I bought her from David in 1993 and since then have continued with renewal, while researching her rig and sailing requirements. As no plans exist, the re-rigging was undertaken with the assistance of some photos of her sistership De Blinkert. We visited the Netherlands with measuring tape and callipers; we were greatly assisted by Rens Willet, a Dutch shipwright whom I had met through his work on Dunbrody in New Ross.
Douglas Fir was acquired through Forrestals of Ferrycarrig and turned into a mast and boom by Tony McLoughlin, shipwright of Tramore at the Dunbrody (Ross) shipyard - by kind permission. Leeboards were made by Peter Sijperda in Friesland. The mast was collected by water from New Ross, the leeboards were fitted in Lowtown, the rigging was measured up and fitted. Running rigging was made up - over 1 km! - and sails were expertly made by Watson and Jameson. Jimmy Furey of Leecarrow made up the bowsprit ready for our return to Lough Ree in August of this year. The sails arrived and were bent on so that, by the Friday of the LRYC Regatta, we were ready to sail in a F 4-5. Much adrenalin flowed through the veins of the hand-picked crew of 11 and Schollevaer surged off at speeds of up to 10 knots!

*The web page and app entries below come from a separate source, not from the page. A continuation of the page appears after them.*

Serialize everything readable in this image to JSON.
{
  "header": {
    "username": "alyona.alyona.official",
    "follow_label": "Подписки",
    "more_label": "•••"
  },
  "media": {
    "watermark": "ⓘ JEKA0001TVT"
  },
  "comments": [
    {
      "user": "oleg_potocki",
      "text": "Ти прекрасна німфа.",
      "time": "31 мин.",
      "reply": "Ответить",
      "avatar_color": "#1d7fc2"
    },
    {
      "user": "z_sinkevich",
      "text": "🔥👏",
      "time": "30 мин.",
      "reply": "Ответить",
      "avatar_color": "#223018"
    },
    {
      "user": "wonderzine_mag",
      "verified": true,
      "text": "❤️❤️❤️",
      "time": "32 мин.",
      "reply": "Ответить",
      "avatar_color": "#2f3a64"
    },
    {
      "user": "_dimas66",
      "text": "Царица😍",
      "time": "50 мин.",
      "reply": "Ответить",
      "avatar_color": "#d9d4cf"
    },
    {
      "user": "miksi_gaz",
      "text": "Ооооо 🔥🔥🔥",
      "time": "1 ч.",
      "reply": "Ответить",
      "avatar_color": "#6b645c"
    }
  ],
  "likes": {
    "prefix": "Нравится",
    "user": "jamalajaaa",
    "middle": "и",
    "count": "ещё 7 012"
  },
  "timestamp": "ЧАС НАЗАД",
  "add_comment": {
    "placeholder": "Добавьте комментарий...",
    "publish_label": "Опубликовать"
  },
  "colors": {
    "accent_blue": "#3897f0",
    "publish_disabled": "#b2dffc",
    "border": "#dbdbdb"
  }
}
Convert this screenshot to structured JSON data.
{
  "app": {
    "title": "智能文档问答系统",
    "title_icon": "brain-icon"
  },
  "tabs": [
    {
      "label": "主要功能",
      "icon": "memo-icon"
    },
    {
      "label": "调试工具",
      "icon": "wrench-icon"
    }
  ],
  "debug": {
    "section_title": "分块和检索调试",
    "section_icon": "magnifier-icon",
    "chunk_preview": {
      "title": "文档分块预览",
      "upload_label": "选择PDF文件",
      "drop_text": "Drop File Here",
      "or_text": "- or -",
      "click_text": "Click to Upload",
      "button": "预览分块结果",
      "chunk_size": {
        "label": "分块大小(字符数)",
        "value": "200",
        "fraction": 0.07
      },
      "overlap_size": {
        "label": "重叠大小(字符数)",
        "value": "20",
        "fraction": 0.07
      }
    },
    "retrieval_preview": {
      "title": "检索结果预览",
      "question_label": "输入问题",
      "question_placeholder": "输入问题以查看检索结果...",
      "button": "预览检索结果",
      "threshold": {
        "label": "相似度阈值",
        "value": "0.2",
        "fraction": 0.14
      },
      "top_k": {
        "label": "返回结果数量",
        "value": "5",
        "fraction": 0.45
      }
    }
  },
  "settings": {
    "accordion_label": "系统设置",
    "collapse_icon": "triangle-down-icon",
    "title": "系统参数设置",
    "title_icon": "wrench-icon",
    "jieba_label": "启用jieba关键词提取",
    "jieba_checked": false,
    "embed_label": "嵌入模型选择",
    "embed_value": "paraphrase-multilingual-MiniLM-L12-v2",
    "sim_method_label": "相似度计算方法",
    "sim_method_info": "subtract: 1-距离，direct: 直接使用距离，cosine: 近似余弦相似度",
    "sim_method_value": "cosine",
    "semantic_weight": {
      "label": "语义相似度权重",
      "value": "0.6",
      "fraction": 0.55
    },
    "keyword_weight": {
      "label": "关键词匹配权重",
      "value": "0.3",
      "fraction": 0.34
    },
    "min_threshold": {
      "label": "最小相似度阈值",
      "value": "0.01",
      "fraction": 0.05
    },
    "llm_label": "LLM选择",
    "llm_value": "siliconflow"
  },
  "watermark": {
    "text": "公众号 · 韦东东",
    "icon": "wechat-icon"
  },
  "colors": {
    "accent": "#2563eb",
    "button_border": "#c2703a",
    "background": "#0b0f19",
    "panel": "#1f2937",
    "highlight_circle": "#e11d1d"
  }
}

Luckily (subject to sorting out a few practicalities), she sails like a dream and is very well balanced. We have had only two or three opportunities to sail her since, because of work commitments, but have found that a crew of four is adequate except for short tacking. Once she is "full and bye", her speed creeps up to an unfussy 8 knots. I now have the task of learning how to sail her correctly before taking her a little further afield. In the meantime, in narrow waters, perhaps the old motto "Faugh an Bealach!" would be appropriate!